Dallican Water (HU498674) (see map)
A B C
Tephra particles in sediments from Dallican Water. A, 703 cm depth B, 523 cm depth C, 503 cm depth
Images and text originally from http://www.kv.geo.uu.se/scotland/scotland.html
Significance: this site on Catta Ness, Lunnasting has provided pollen, charcoal, chemical, physical, magnetic and tephra analyses that allow a detailed reconstruction of environmental change through the Holocene (Bennet, et al., 1992).
Sedimentation in the lake began around 9900 years BP, and until 9620 years BP consisted of minerogenic sediments eroded from raw soils (see Fig. 3). Vegetation was herbaceous until 9500 years BP, when Betula woodlands began to develop (see Fig. 4). During the period 9620-7500 years BP woodland diversified (Betula, Corylus avellana, Juniperus communis, Quercus, Alnus glutinosa, and possibly Ulmus and Fraxinus excelsior) with tall-herb communities that included a high proportion of ferns (see Fig. 4). Lake sediments became predominantly organic as soils became more stable, with some leaching of cations, and erosion was reduced.

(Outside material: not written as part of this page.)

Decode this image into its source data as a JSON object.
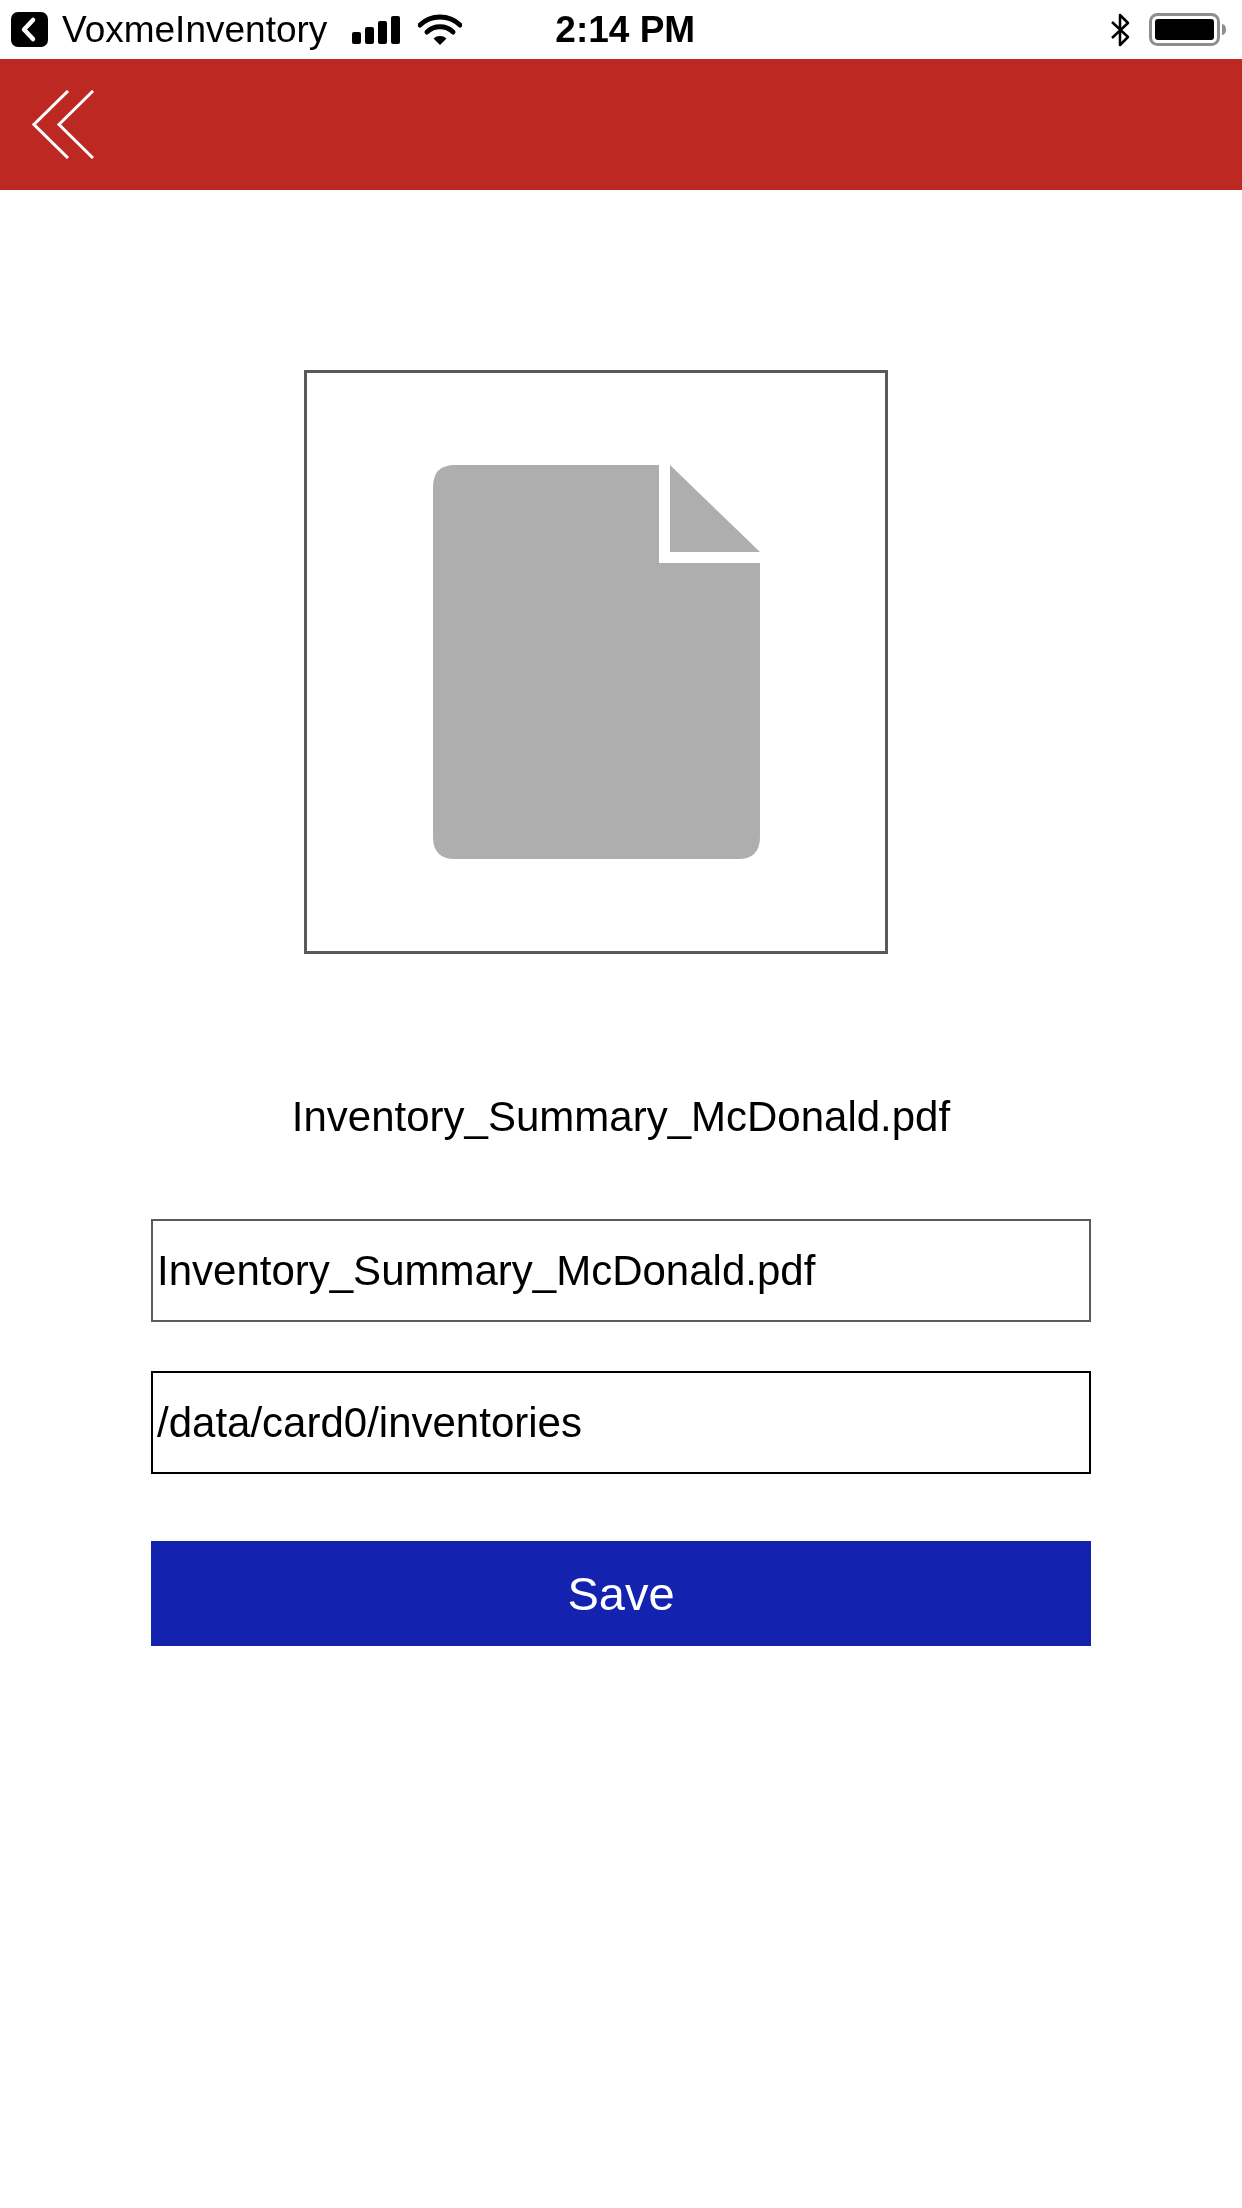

From 7500 years BP to 5400 years BP, tree cover changed little, but the herb and fern communities were replaced by plants of heathland and mires. Erosion increased slightly and charcoal accumulation was high. These changes suggest the presence of Mesolithic people, and, associated with them, a mammalian herbivore (possibly red deer), which reduced the herb and fern communities by grazing.
After 5400 years BP, vegetation passed through a series of successional stages, returning within a few hundred years to a type similar to that prevailing earlier than 7500 years BP Contemporaneously, erosion decreased as soils re-stabilized. Charcoal accumulation was low. We suggest that the herbivore had become extinct, and the islands became uninhabited.
From about 4800 years BP, Calluna vulgaris and other mire plants increased probably due to natural soil leaching and acidification. The extent of peatland greatly increased, sealing sources of supply of erodible material. Pollen and charcoal data suggest that people were present on the island from about 4500 years BP, supporting archaeological dating for occupation of Shetland by agricultural communities. The first phase of clearance on Catta Ness was at about 4000 years BP, and lasted for about 400 years. Woodland then increased to its former levels.
Woodland was almost completely cleared from the area within 150 years at about 3120 years BP, probably as a deliberate act to extend rough grazing. This dramatic event cannot be correlated with any known cultural changes in the Shetland archaeological record, and probably results from local human activity. Heath plants increased substantially, and sediments became more organic as erosion sources continued to diminish.
Vegetation and land use have remained more or less constant for the past 3000 years, despite major cultural changes, such as the building of brochs at about 2000 years BP and the arrival of Norse people at about 1150 years BP Documentary evidence suggests that the area of land under cultivation on Catta Ness has not changed within the last 350 years.
This study has confirmed the former presence of Alnus glutinosa on Shetland, and indicated that Quercus was also present. Thus, the early Holocene woodlands of Shetland were, at least locally, more diverse than had hitherto been realized.
At least two layers of volcanic ash occur in the sediments, probably originating from Icelandic sources. A layer of basic ash at about 703 cm depth (about 9300 years BP) is identified as the Saksunarvatn ash previously described from the Faeroe Islands. A complex layer of acidic ash at 523 cm and 503 cm depth (about 4000 years BP) is probably part of the Hekla 4 ash fall. These horizons hold considerable potential as dating horizons within the Holocene of the northeast Atlantic, and contribute to understanding of the distribution of Holocene tephras in the area. This is the first complete Holocene tephra record to be obtained from the British Isles.